3 Tips A Neuroscientist Recommends For Becoming A Genuinely Happier Person
When you think about it, happiness as a concept is a little elusive—what does it mean, really, and can you actually become a "happier" person? What does "searching for happiness" truly look like in practice?
We had to float the question over to communication pathologist and cognitive neuroscientist Caroline Leaf, Ph.D. Her answer? Yes, you can train your brain to become happier—although, the process looks different for everyone. "It's your formula. You have to find your code for happiness," she says on this episode of the mindbodygreen podcast.

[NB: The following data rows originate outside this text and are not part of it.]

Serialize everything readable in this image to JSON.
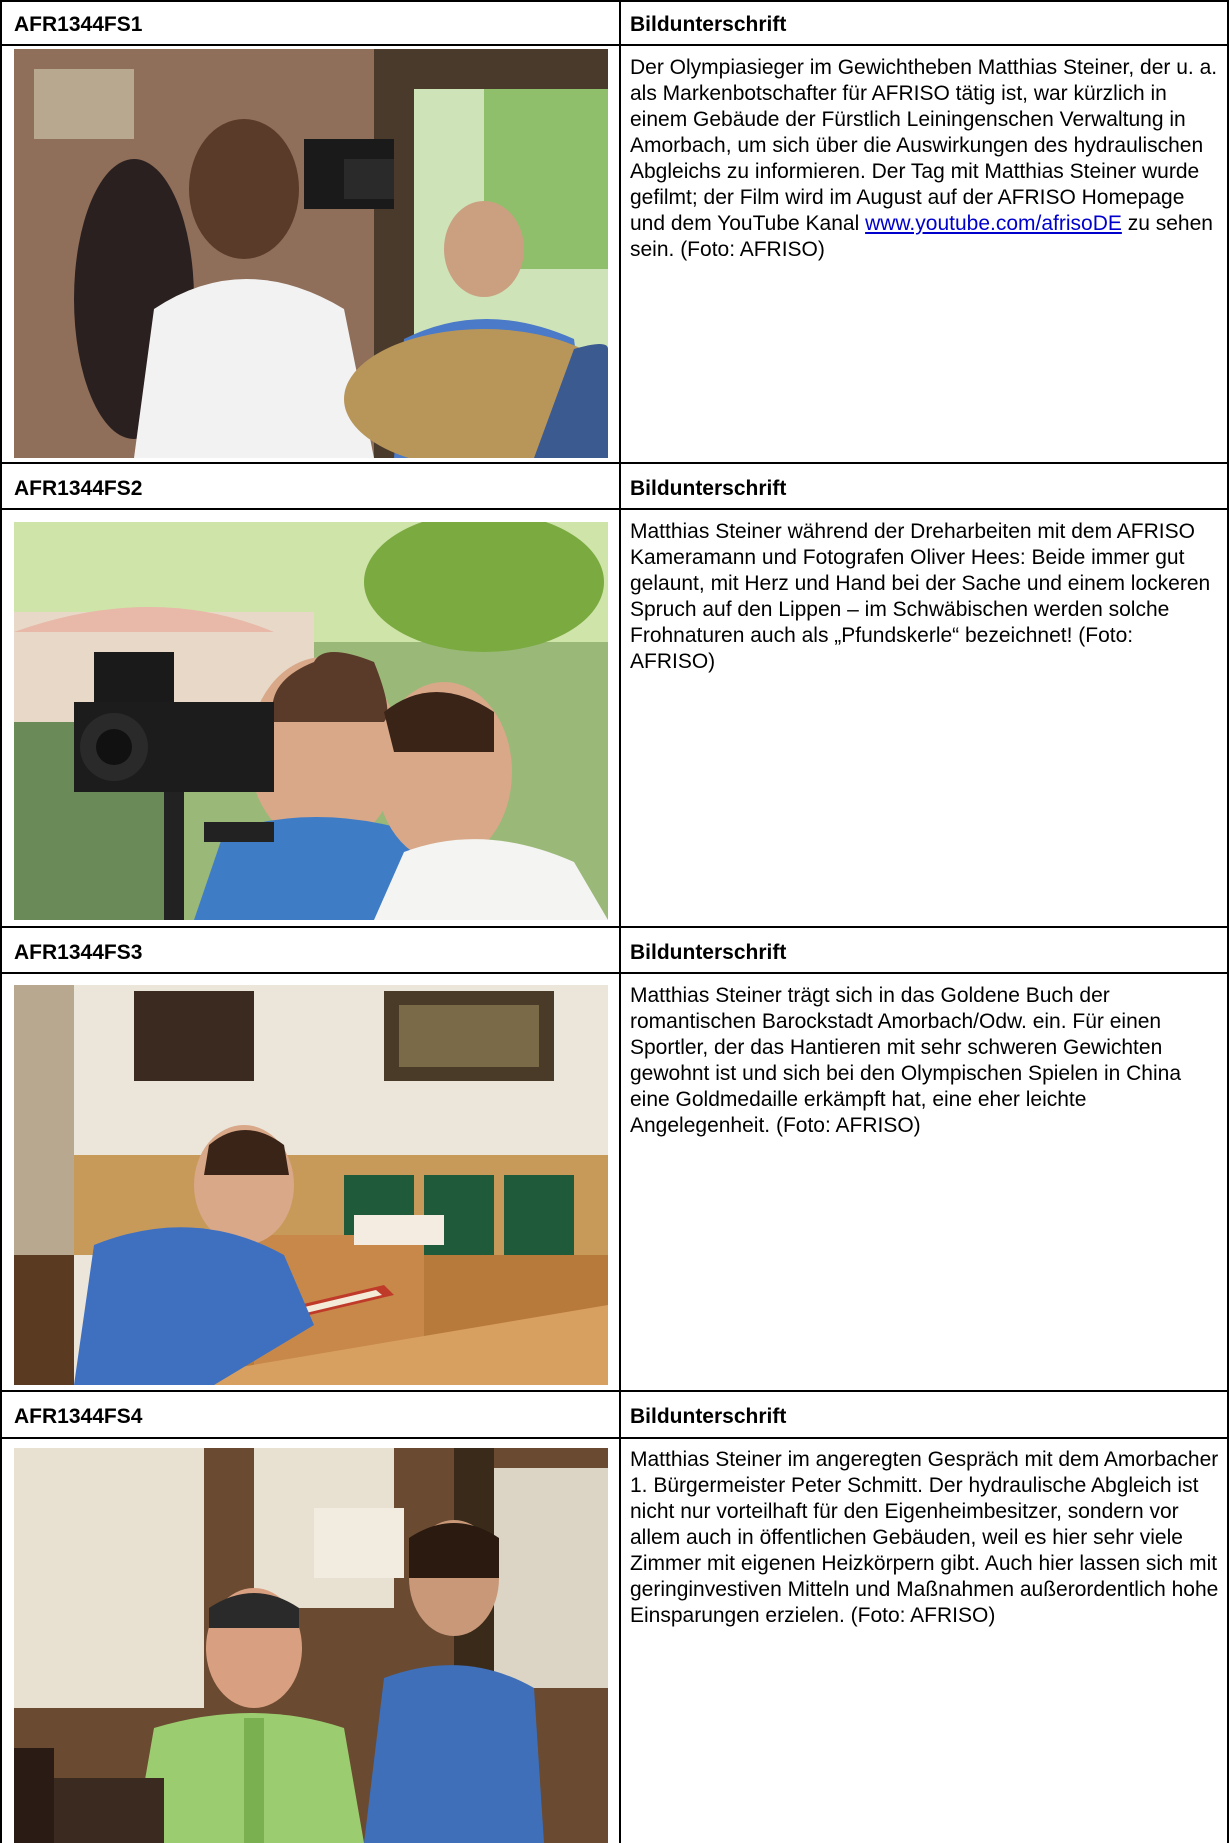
{
  "rows": [
    {
      "id": "AFR1344FS1",
      "header": "Bildunterschrift",
      "caption_before_link": "Der Olympiasieger im Gewichtheben Matthias Steiner, der u. a. als Markenbotschafter für AFRISO tätig ist, war kürzlich in einem Gebäude der Fürstlich Leiningenschen Verwaltung in Amorbach, um sich über die Auswirkungen des hydraulischen Abgleichs zu informieren. Der Tag mit Matthias Steiner wurde gefilmt; der Film wird im August auf der AFRISO Homepage und dem YouTube Kanal ",
      "caption_link": "www.youtube.com/afrisoDE",
      "caption_after_link": " zu sehen sein. (Foto: AFRISO)"
    },
    {
      "id": "AFR1344FS2",
      "header": "Bildunterschrift",
      "caption": "Matthias Steiner während der Dreharbeiten mit dem AFRISO Kameramann und Fotografen Oliver Hees: Beide immer gut gelaunt, mit Herz und Hand bei der Sache und einem lockeren Spruch auf den Lippen – im Schwäbischen werden solche Frohnaturen auch als „Pfundskerle“ bezeichnet! (Foto: AFRISO)"
    },
    {
      "id": "AFR1344FS3",
      "header": "Bildunterschrift",
      "caption": "Matthias Steiner trägt sich in das Goldene Buch der romantischen Barockstadt Amorbach/Odw. ein. Für einen Sportler, der das Hantieren mit sehr schweren Gewichten gewohnt ist und sich bei den Olympischen Spielen in China eine Goldmedaille erkämpft hat, eine eher leichte Angelegenheit. (Foto: AFRISO)"
    },
    {
      "id": "AFR1344FS4",
      "header": "Bildunterschrift",
      "caption": "Matthias Steiner im angeregten Gespräch mit dem Amorbacher 1. Bürgermeister Peter Schmitt. Der hydraulische Abgleich ist nicht nur vorteilhaft für den Eigenheimbesitzer, sondern vor allem auch in öffentlichen Gebäuden, weil es hier sehr viele Zimmer mit eigenen Heizkörpern gibt. Auch hier lassen sich mit geringinvestiven Mitteln und Maßnahmen außerordentlich hohe Einsparungen erzielen. (Foto: AFRISO)"
    }
  ],
  "photos": [
    {
      "name": "photo-film-crew",
      "sky": "#cfe3b8",
      "wall": "#8a6a58",
      "accent": "#4a7ac8",
      "shirt": "#f2f2f2"
    },
    {
      "name": "photo-cameraman",
      "sky": "#cfe4a8",
      "wall": "#6a9a50",
      "accent": "#3f7cc6",
      "shirt": "#f4f4f2"
    },
    {
      "name": "photo-golden-book",
      "sky": "#ece6da",
      "wall": "#c89a5a",
      "accent": "#3f70c0",
      "shirt": "#8a5a2a"
    },
    {
      "name": "photo-mayor-talk",
      "sky": "#e8e0d0",
      "wall": "#6a4a30",
      "accent": "#3f6fb8",
      "shirt": "#9ccc70"
    }
  ]
}
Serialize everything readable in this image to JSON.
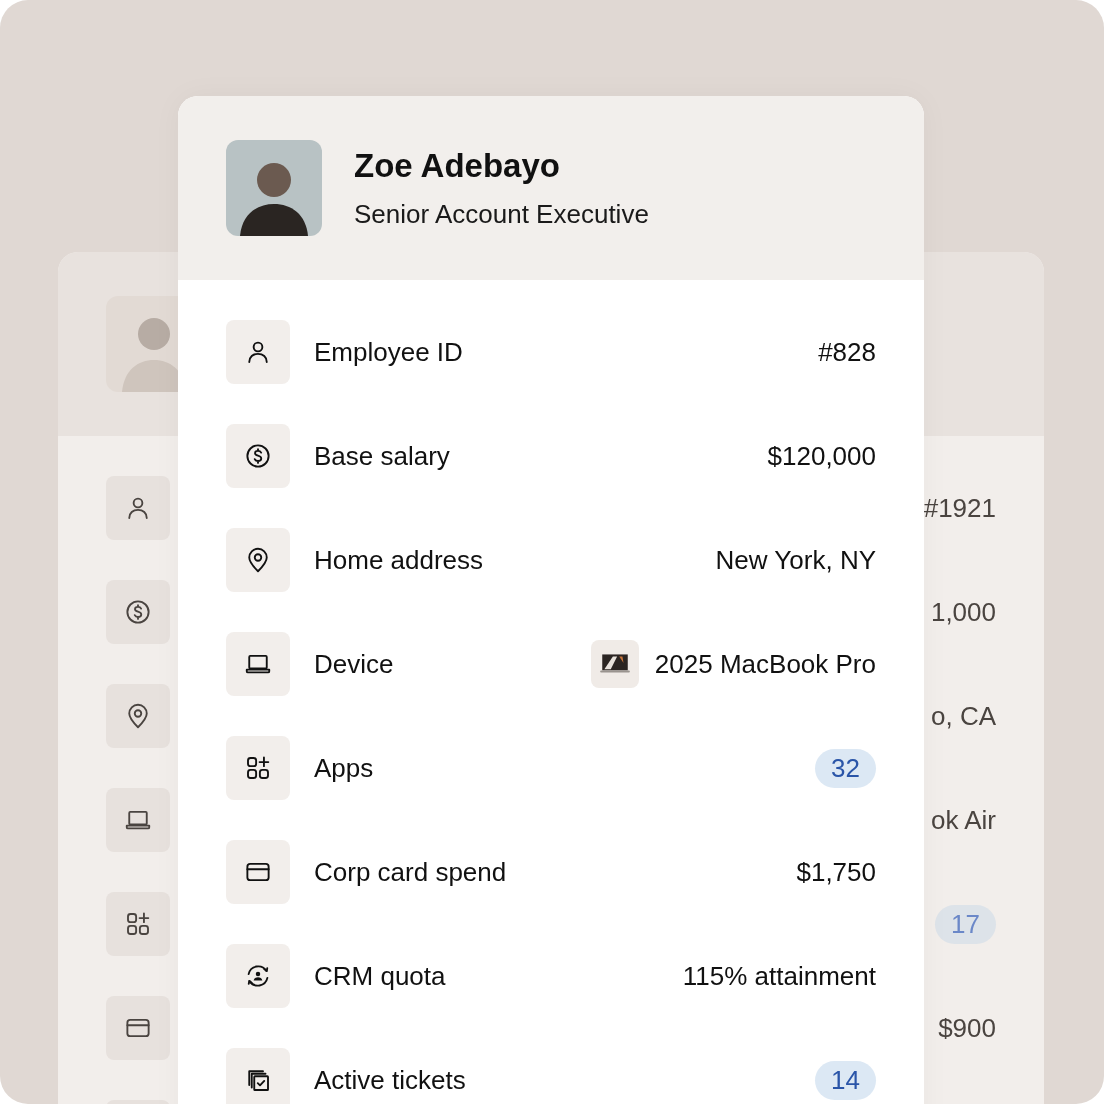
{
  "back_card": {
    "rows": [
      {
        "kind": "text",
        "value": "#1921"
      },
      {
        "kind": "text",
        "value": "1,000"
      },
      {
        "kind": "text",
        "value": "o, CA"
      },
      {
        "kind": "text",
        "value": "ok Air"
      },
      {
        "kind": "badge",
        "value": "17"
      },
      {
        "kind": "text",
        "value": "$900"
      }
    ]
  },
  "profile": {
    "name": "Zoe Adebayo",
    "title": "Senior Account Executive"
  },
  "rows": [
    {
      "label": "Employee ID",
      "kind": "text",
      "value": "#828"
    },
    {
      "label": "Base salary",
      "kind": "text",
      "value": "$120,000"
    },
    {
      "label": "Home address",
      "kind": "text",
      "value": "New York, NY"
    },
    {
      "label": "Device",
      "kind": "device",
      "value": "2025 MacBook Pro"
    },
    {
      "label": "Apps",
      "kind": "badge",
      "value": "32"
    },
    {
      "label": "Corp card spend",
      "kind": "text",
      "value": "$1,750"
    },
    {
      "label": "CRM quota",
      "kind": "text",
      "value": "115% attainment"
    },
    {
      "label": "Active tickets",
      "kind": "badge",
      "value": "14"
    }
  ]
}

Your specific inner work may look different from a friend's or neighbor's, but you'll follow the same general flow. Here, Leaf offers three tips:
Redefine your meaning of happiness.
According to Leaf, we must gravitate away from the notion that happiness is synonymous with pure positivity. While a sunny, bubbly personality may come to mind when you think of what "happiness" looks like, Leaf says true happiness doesn't always have to exude sunshine and roses.
"Redefine happiness as a sense of peace," she notes. Inner peace can, of course, include smiles and laughter. But sometimes? Peace can be tranquil, quiet. Peace is acceptance. "That internal sense of 'This is who I am,'" adds Leaf. "This is what I can do. This is what I can't do, and I'm OK with that. I'm OK with feeling depressed sometimes, and I'm OK with being anxious sometimes."
The first step is recognizing what happiness means to you, not how you think you should act.
Manage your mind.
"It's your mind that drives your happiness," says Leaf. That's why she touts mind management as a useful tool, so you can easily recreate that feeling whenever you like.
We've already waxed poetic about her five steps for mind management (find all the full steps here), but generally follow these steps: You'll want to gather awareness ("What is happiness? Why do I feel happy? Why don't I feel happy? What's making me happy?" Leaf explains), reflect on those emotions, write them down for cognitive fluency, reframe your thoughts to a possibilities mindset, and, finally, create an action plan for how you can actively pursue them.
"In doing that process repeatedly, I can guarantee that within nine weeks, you will have worked out the elements of how you can gain an internal sense of peace because you will start getting a perspective on what happiness really looks like in your life," says Leaf.
Share it with others.
The last tip, says Leaf, is to pay it forward. "As soon as you've got the internal sense of happiness because you know who you are, you just want to share it with others," she notes.
It’s like taking your happiness to a whole new level—not only can you help others with their own sense of peace, but helping others, in turn, can also make you even happier (a concept dubbed the "helper's high"1 by scientists). It's the recognition of that in a giving way, a pay-it-forward way, that really creates the environment for happiness.
Short answer? It's definitely possible to become a happier person—the specific formula to get there just looks a bit different for everyone. Follow the tips above, and you'll forge your own path.
Jason Wachob is the Founder and Co-CEO of mindbodygreen and the author of Wellth. He has been featured in the New York Times, Entrepreneur, Fast Company, and Vogue, and has a B.A. in history from Columbia University, where he played varsity basketball for four years.